other vertebrates who eject water from their eyes when their eyes have
not been subjected to external irritation; and if we find any it would
be appropriate to ask when and why they do it. (Excuse, here, the
repetition from Scars - not everybody has read it.)
Marine reptiles do it - marine crocodiles, marine iguanas, marine
turtles, sea snakes. They do it in response to the same stimulus which
causes marine birds to secrete salt water from their nasal glands -
namely when they have ingested too much salt. This is not anecdotal. It
was confirmed by a whole series of rigorously controlled experiments.
When we weep or are about to or are tempted to weep we get what feels
like a lump in the throat. (Unrecontructed males who find this
discussion embarrassing are at liberty to construe this as "When women
cry they get a lump in the throat".) This is a crico-pharyngeal spasm;
the throat is trying hard to close up like a sphincter. Again, not an
obvious palliative for sorrow. Again it is appropriate to ask: what
other animal tries to close up its throat like a sphincter and when?
A seal does it when it opens its gullet to swallow a fish and a dollop
of seawater hits its stomach; the throat closes to wipe the fish dry on
the way down. Too much salt.
Now here, I admit, the argument in Scars skips hastily across a very
rickety bridge.

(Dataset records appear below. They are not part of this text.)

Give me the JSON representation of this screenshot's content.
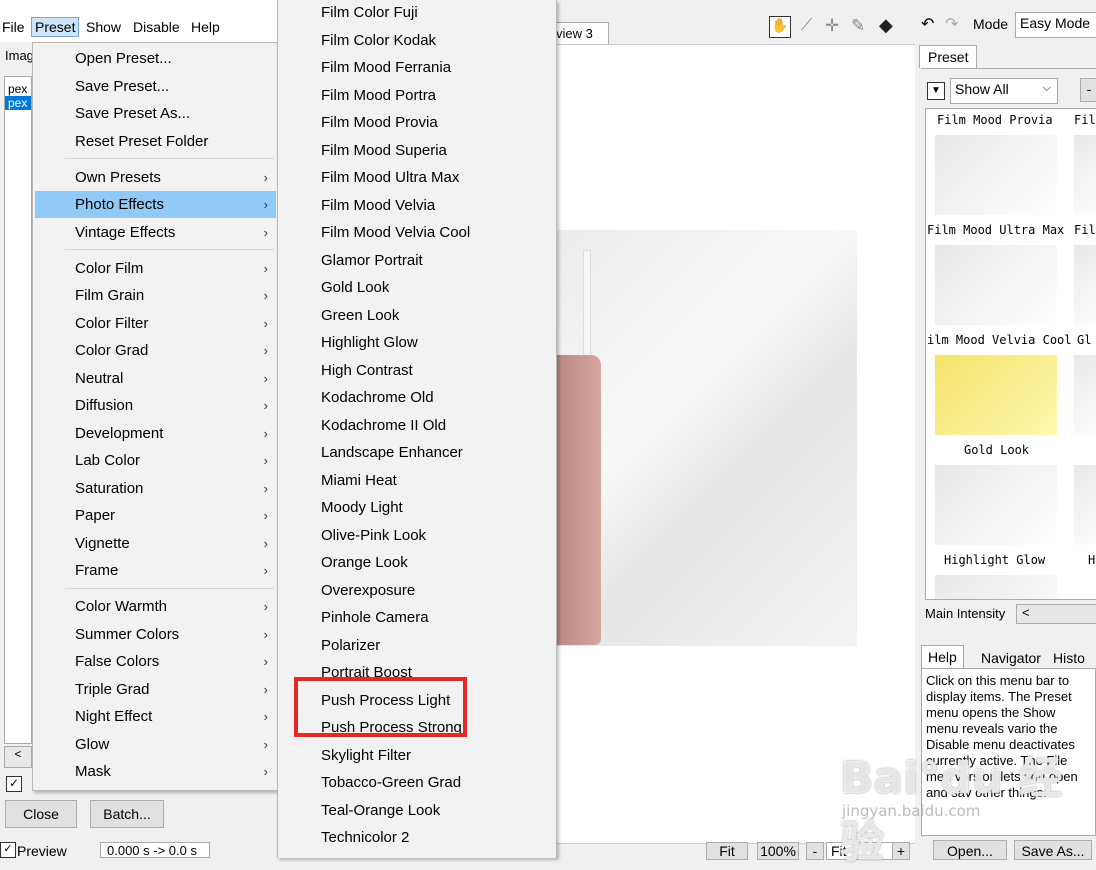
{
  "menubar": {
    "file": "File",
    "preset": "Preset",
    "show": "Show",
    "disable": "Disable",
    "help": "Help"
  },
  "left_panel": {
    "label": "Imag",
    "list_items": [
      "pex",
      "pex"
    ],
    "close_btn": "Close",
    "batch_btn": "Batch...",
    "preview": "Preview",
    "timing": "0.000 s -> 0.0 s"
  },
  "preset_menu": [
    {
      "label": "Open Preset...",
      "submenu": false
    },
    {
      "label": "Save Preset...",
      "submenu": false
    },
    {
      "label": "Save Preset As...",
      "submenu": false
    },
    {
      "label": "Reset Preset Folder",
      "submenu": false
    },
    {
      "label": "Own Presets",
      "submenu": true
    },
    {
      "label": "Photo Effects",
      "submenu": true,
      "highlighted": true
    },
    {
      "label": "Vintage Effects",
      "submenu": true
    },
    {
      "label": "Color Film",
      "submenu": true
    },
    {
      "label": "Film Grain",
      "submenu": true
    },
    {
      "label": "Color Filter",
      "submenu": true
    },
    {
      "label": "Color Grad",
      "submenu": true
    },
    {
      "label": "Neutral",
      "submenu": true
    },
    {
      "label": "Diffusion",
      "submenu": true
    },
    {
      "label": "Development",
      "submenu": true
    },
    {
      "label": "Lab Color",
      "submenu": true
    },
    {
      "label": "Saturation",
      "submenu": true
    },
    {
      "label": "Paper",
      "submenu": true
    },
    {
      "label": "Vignette",
      "submenu": true
    },
    {
      "label": "Frame",
      "submenu": true
    },
    {
      "label": "Color Warmth",
      "submenu": true
    },
    {
      "label": "Summer Colors",
      "submenu": true
    },
    {
      "label": "False Colors",
      "submenu": true
    },
    {
      "label": "Triple Grad",
      "submenu": true
    },
    {
      "label": "Night Effect",
      "submenu": true
    },
    {
      "label": "Glow",
      "submenu": true
    },
    {
      "label": "Mask",
      "submenu": true
    }
  ],
  "photo_effects_submenu": [
    "Film Color Fuji",
    "Film Color Kodak",
    "Film Mood Ferrania",
    "Film Mood Portra",
    "Film Mood Provia",
    "Film Mood Superia",
    "Film Mood Ultra Max",
    "Film Mood Velvia",
    "Film Mood Velvia Cool",
    "Glamor Portrait",
    "Gold Look",
    "Green Look",
    "Highlight Glow",
    "High Contrast",
    "Kodachrome Old",
    "Kodachrome II Old",
    "Landscape Enhancer",
    "Miami Heat",
    "Moody Light",
    "Olive-Pink Look",
    "Orange Look",
    "Overexposure",
    "Pinhole Camera",
    "Polarizer",
    "Portrait Boost",
    "Push Process Light",
    "Push Process Strong",
    "Skylight Filter",
    "Tobacco-Green Grad",
    "Teal-Orange Look",
    "Technicolor 2"
  ],
  "center": {
    "tab": "view 3",
    "fit": "Fit",
    "zoom": "100%",
    "minus": "-",
    "fit_select": "Fit",
    "plus": "+"
  },
  "toolbar": {
    "mode_label": "Mode",
    "mode_value": "Easy Mode"
  },
  "right_panel": {
    "preset_tab": "Preset",
    "show_all": "Show All",
    "thumbs": [
      {
        "caption": "Film Mood Provia",
        "cap2": "Fil"
      },
      {
        "caption": "Film Mood Ultra Max",
        "cap2": "Fil"
      },
      {
        "caption": "ilm Mood Velvia Cool",
        "cap2": "Gl"
      },
      {
        "caption": "Gold Look",
        "cap2": ""
      },
      {
        "caption": "Highlight Glow",
        "cap2": "H"
      }
    ],
    "main_intensity": "Main Intensity",
    "help_tabs": [
      "Help",
      "Navigator",
      "Histo"
    ],
    "help_text": "Click on this menu bar to display items. The Preset menu opens the Show menu reveals vario the Disable menu deactivates currently active. The File men version lets you open and sav other things.",
    "open_btn": "Open...",
    "save_btn": "Save As..."
  },
  "watermark": {
    "main": "Bai°du 经验",
    "sub": "jingyan.baidu.com"
  },
  "colors": {
    "highlight": "#91c9f7",
    "annotation_box": "#e32a2a"
  }
}
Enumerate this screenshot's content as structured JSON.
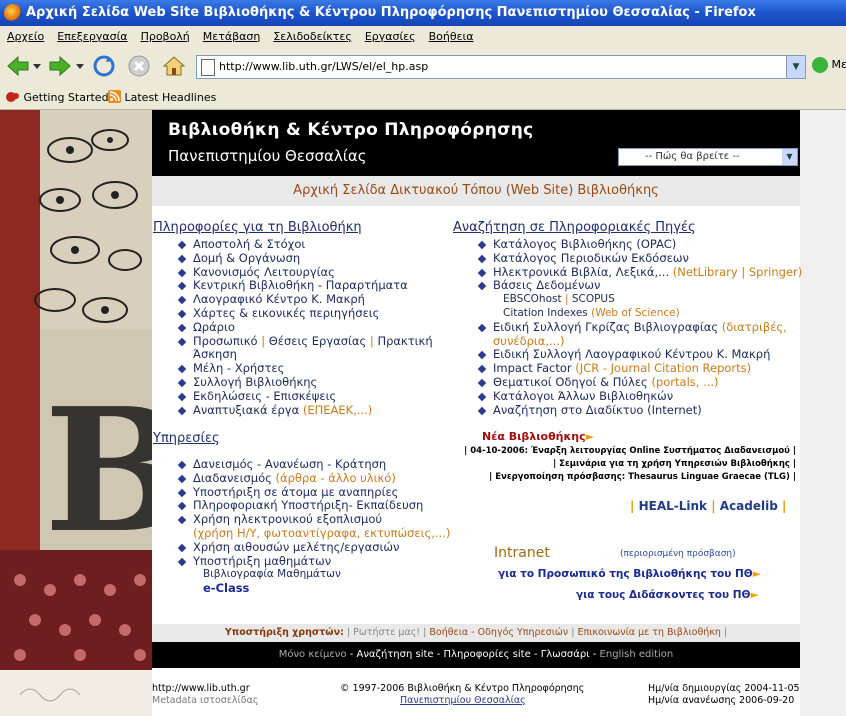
{
  "window": {
    "title": "Αρχική Σελίδα Web Site Βιβλιοθήκης & Κέντρου Πληροφόρησης Πανεπιστημίου Θεσσαλίας - Firefox"
  },
  "menu": [
    "Αρχείο",
    "Επεξεργασία",
    "Προβολή",
    "Μετάβαση",
    "Σελιδοδείκτες",
    "Εργασίες",
    "Βοήθεια"
  ],
  "address": {
    "url": "http://www.lib.uth.gr/LWS/el/el_hp.asp",
    "go_label": "Με"
  },
  "bookmarks": {
    "getting_started": "Getting Started",
    "latest_headlines": "Latest Headlines"
  },
  "header": {
    "title": "Βιβλιοθήκη & Κέντρο Πληροφόρησης",
    "subtitle": "Πανεπιστημίου Θεσσαλίας",
    "select_placeholder": "-- Πώς θα βρείτε --",
    "page_subtitle": "Αρχική Σελίδα Δικτυακού Τόπου (Web Site) Βιβλιοθήκης"
  },
  "left": {
    "info_heading": "Πληροφορίες για τη Βιβλιοθήκη",
    "info_items": [
      "Αποστολή & Στόχοι",
      "Δομή & Οργάνωση",
      "Κανονισμός Λειτουργίας",
      "Κεντρική Βιβλιοθήκη - Παραρτήματα",
      "Λαογραφικό Κέντρο Κ. Μακρή",
      "Χάρτες & εικονικές περιηγήσεις",
      "Ωράριο"
    ],
    "staff": {
      "a": "Προσωπικό",
      "sep1": "|",
      "b": "Θέσεις Εργασίας",
      "sep2": "|",
      "c": "Πρακτική",
      "d": "Άσκηση"
    },
    "info_items2": [
      "Μέλη - Χρήστες",
      "Συλλογή Βιβλιοθήκης",
      "Εκδηλώσεις - Επισκέψεις"
    ],
    "dev": {
      "a": "Αναπτυξιακά έργα",
      "b": "(ΕΠΕΑΕΚ,...)"
    },
    "services_heading": "Υπηρεσίες",
    "services": [
      "Δανεισμός - Ανανέωση - Κράτηση"
    ],
    "ill": {
      "a": "Διαδανεισμός",
      "b": "(άρθρα - άλλο υλικό)"
    },
    "services2": [
      "Υποστήριξη σε άτομα με αναπηρίες",
      "Πληροφοριακή Υποστήριξη- Εκπαίδευση",
      "Χρήση ηλεκτρονικού εξοπλισμού"
    ],
    "equipment_note": "(χρήση Η/Υ, φωτοαντίγραφα, εκτυπώσεις,...)",
    "services3": [
      "Χρήση αιθουσών μελέτης/εργασιών",
      "Υποστήριξη μαθημάτων"
    ],
    "course_bib": "Βιβλιογραφία Μαθημάτων",
    "eclass": "e-Class"
  },
  "right": {
    "search_heading": "Αναζήτηση σε Πληροφοριακές Πηγές",
    "r1": "Κατάλογος Βιβλιοθήκης (OPAC)",
    "r2": "Κατάλογος Περιοδικών Εκδόσεων",
    "ebooks": {
      "a": "Ηλεκτρονικά Βιβλία, Λεξικά,...",
      "b": "(NetLibrary | Springer)"
    },
    "databases": "Βάσεις Δεδομένων",
    "ebsco": {
      "a": "EBSCOhost",
      "sep": "|",
      "b": "SCOPUS"
    },
    "citation": {
      "a": "Citation Indexes",
      "b": "(Web of Science)"
    },
    "grey": {
      "a": "Ειδική Συλλογή Γκρίζας Βιβλιογραφίας",
      "b": "(διατριβές,",
      "c": "συνέδρια,...)"
    },
    "folk": "Ειδική Συλλογή Λαογραφικού Κέντρου Κ. Μακρή",
    "impact": {
      "a": "Impact Factor",
      "b": "(JCR - Journal Citation Reports)"
    },
    "guides": {
      "a": "Θεματικοί Οδηγοί & Πύλες",
      "b": "(portals, ...)"
    },
    "others": "Κατάλογοι Άλλων Βιβλιοθηκών",
    "internet": "Αναζήτηση στο Διαδίκτυο (Internet)",
    "news_title": "Νέα Βιβλιοθήκης",
    "news": [
      "| 04-10-2006: Έναρξη λειτουργίας Online Συστήματος Διαδανεισμού |",
      "| Σεμινάρια για τη χρήση Υπηρεσιών Βιβλιοθήκης |",
      "| Ενεργοποίηση πρόσβασης: Thesaurus Linguae Graecae (TLG) |"
    ],
    "heal": "HEAL-Link",
    "acadelib": "Acadelib",
    "intranet": "Intranet",
    "restricted": "(περιορισμένη πρόσβαση)",
    "intranet_staff": "για το Προσωπικό της Βιβλιοθήκης του ΠΘ",
    "intranet_teachers": "για τους Διδάσκοντες του ΠΘ"
  },
  "support": {
    "label": "Υποστήριξη χρηστών:",
    "ask": "Ρωτήστε μας!",
    "help": "Βοήθεια - Οδηγός Υπηρεσιών",
    "contact": "Επικοινωνία με τη Βιβλιοθήκη"
  },
  "footer": {
    "text_only": "Μόνο κείμενο",
    "search_site": "Αναζήτηση site",
    "info_site": "Πληροφορίες site",
    "glossary": "Γλωσσάρι",
    "english": "English edition",
    "url": "http://www.lib.uth.gr",
    "metadata": "Metadata ιστοσελίδας",
    "copyright": "© 1997-2006 Βιβλιοθήκη & Κέντρο Πληροφόρησης",
    "univ": "Πανεπιστημίου Θεσσαλίας",
    "created": "Ημ/νία δημιουργίας 2004-11-05",
    "updated": "Ημ/νία ανανέωσης 2006-09-20"
  },
  "colors": {
    "accent_blue": "#1f2e6e",
    "accent_orange": "#cc7a1a",
    "news_red": "#a10e0e"
  }
}
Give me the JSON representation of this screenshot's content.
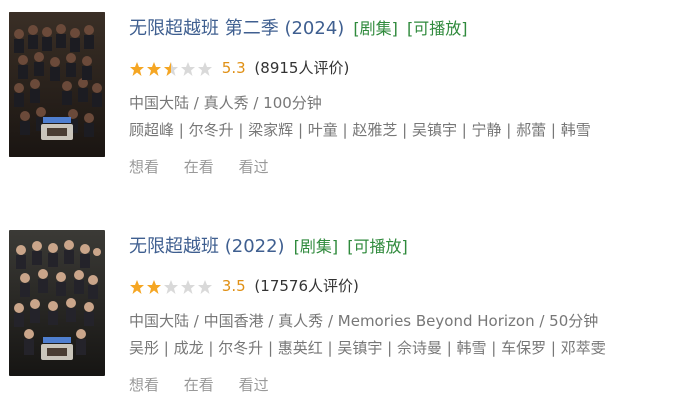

It says: Seagulls' salt glands also secrete freely when
they get emotional e.g. over food or fighting. (True). It also says
that some marine mammals weep from emotional causes.(While I believe
this to be true, it is rated as non-proven.) So maybe at one time our
ancestors ate a lot of seafood , long enough for similar mechanisms to
evolve and to be similarly displaced onto emotional events. Yes, it
involves the unprovable assumption that psychic tears were once
hypertonic. (The salinity still varies with circumstance.)
Far fetched? Very farfetched. But (1) While it is weak on its own, its
looks better as one piece of a much larger jigsaw which all hangs
together quite neatly. (2) It asks some pertinent questions and elicits
interesting answers. It does not represent the ravings of a crackpot
tv writer. (3) It looks far-fetched compared to what? What's the best
alternative hypothesis? Zilch. The old shrug-off. We may never know,
there may be no reason.
You asked me for a prediction. In my Homo paper I rashly included a
very wild one. The psychic tears themselves are of two kinds - the
tears we shed for ourselves, and the tears we shed for others. The
second of these are later appearing in children and therefore perhaps
a more recent evolutionary acquisition. I believe the trigger for the
second kind is hormonal, like the adrenalin trigger for the
fight/flight reactions, and I think the hormone involved may be
oxytocin. There should be some non-invasive way of testing out this
idea (and proving me wrong. Wouldn't that be enjoyable?)
Next thrilling instalment: "Sweat." Watch this space.